_WORK TO COMPLETE_
Bring together all lines of the material below that contain the string "shown".

_THE DATA_
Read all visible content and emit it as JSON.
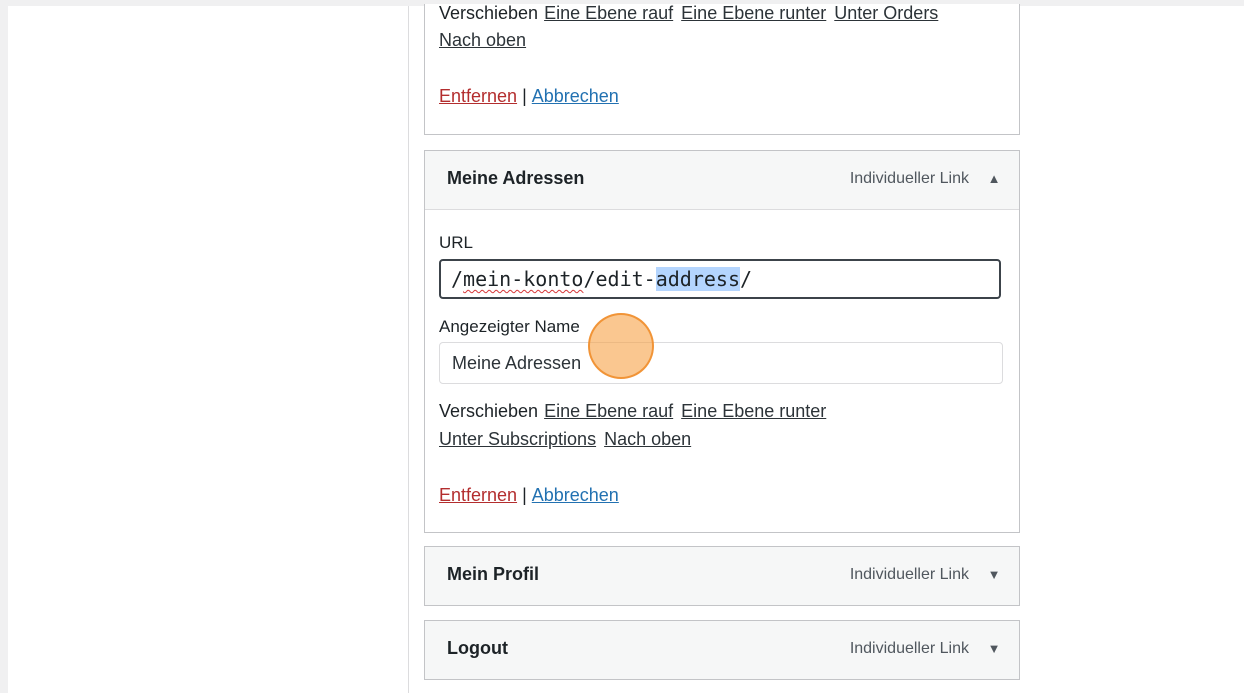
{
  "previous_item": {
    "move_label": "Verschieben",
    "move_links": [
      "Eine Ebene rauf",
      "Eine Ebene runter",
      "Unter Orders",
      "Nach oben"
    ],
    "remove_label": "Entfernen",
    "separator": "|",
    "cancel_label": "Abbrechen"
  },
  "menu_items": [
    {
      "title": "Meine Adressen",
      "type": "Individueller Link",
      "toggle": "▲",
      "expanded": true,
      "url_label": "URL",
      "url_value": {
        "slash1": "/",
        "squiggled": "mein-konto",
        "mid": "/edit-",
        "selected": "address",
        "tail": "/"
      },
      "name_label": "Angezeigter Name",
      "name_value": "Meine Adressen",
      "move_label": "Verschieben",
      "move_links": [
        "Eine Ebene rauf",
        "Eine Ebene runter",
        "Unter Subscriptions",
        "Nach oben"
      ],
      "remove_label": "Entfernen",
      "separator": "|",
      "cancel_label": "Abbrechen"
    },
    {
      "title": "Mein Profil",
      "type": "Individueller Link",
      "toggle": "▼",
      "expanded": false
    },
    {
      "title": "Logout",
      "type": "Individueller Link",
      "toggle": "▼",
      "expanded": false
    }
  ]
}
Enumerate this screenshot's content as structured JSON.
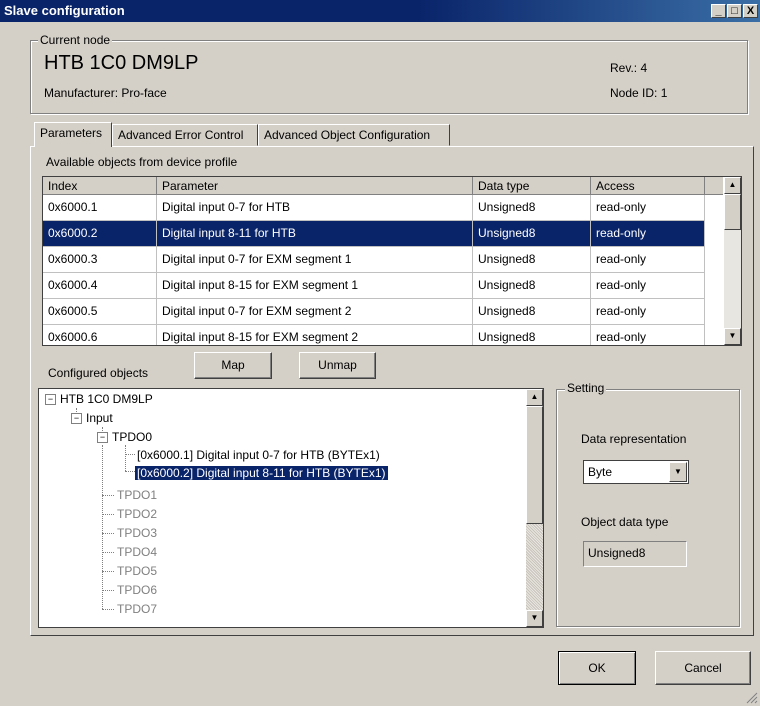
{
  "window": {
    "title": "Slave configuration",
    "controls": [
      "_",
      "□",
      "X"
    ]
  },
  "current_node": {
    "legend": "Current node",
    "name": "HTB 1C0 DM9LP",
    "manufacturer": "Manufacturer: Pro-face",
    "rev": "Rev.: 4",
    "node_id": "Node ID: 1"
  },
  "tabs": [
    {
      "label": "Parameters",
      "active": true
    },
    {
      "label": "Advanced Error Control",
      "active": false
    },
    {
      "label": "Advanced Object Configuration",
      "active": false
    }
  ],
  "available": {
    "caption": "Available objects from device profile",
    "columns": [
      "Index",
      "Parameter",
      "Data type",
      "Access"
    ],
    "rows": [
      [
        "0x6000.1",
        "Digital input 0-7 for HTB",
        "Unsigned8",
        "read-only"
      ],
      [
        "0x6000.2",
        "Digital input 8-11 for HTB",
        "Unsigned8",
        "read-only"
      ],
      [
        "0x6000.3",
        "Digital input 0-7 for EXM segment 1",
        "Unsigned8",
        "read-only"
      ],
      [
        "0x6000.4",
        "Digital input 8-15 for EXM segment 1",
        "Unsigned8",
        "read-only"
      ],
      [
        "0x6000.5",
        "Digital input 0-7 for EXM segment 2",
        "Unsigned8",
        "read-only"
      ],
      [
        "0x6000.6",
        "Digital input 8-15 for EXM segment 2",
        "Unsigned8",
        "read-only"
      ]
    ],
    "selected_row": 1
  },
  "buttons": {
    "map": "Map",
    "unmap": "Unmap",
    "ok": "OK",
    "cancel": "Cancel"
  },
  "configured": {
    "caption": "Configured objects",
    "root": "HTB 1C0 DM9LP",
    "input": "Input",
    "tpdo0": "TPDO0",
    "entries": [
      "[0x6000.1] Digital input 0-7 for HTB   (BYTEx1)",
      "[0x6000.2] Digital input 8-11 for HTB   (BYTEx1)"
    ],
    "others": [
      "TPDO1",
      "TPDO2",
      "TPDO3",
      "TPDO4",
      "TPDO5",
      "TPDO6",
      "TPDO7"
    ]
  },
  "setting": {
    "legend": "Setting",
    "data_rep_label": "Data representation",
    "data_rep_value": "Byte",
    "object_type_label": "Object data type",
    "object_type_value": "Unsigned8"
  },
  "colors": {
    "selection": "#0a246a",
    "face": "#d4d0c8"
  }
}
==
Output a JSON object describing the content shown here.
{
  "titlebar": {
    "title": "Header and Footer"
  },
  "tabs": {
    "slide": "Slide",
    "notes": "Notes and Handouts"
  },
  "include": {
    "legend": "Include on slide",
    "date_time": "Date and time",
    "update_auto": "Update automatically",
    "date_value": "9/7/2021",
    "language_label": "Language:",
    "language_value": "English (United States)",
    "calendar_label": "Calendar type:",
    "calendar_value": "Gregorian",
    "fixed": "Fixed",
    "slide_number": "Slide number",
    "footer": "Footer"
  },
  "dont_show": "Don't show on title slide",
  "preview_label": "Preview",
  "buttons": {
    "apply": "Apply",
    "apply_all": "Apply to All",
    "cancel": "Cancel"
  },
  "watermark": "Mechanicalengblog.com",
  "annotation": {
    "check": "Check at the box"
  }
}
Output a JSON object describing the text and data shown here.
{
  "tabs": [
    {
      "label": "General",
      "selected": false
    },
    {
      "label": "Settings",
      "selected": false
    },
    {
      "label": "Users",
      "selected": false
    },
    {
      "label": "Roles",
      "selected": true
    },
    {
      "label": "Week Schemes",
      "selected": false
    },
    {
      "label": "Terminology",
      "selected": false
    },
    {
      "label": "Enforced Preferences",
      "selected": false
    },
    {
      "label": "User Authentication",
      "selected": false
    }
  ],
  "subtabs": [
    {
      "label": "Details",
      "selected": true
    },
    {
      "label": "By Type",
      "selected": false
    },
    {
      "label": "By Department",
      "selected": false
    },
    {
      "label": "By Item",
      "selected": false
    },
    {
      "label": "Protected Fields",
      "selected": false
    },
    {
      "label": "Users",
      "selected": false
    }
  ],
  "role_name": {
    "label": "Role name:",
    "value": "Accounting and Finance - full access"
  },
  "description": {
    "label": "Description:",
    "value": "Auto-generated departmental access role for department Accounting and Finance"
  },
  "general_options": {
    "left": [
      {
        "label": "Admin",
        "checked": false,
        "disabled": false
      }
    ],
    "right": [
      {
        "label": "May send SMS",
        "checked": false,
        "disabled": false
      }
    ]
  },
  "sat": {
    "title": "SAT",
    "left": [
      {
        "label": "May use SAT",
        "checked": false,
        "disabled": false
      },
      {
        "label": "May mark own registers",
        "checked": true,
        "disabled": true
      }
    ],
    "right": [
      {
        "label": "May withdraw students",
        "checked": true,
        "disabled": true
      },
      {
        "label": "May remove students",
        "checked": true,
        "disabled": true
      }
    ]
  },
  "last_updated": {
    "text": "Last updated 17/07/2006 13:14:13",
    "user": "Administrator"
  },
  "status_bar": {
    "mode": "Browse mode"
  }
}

_OUTPUT FOR THIS EXERCISE_
Output a JSON object describing the content shown here.
Output a JSON object describing the text and data shown here.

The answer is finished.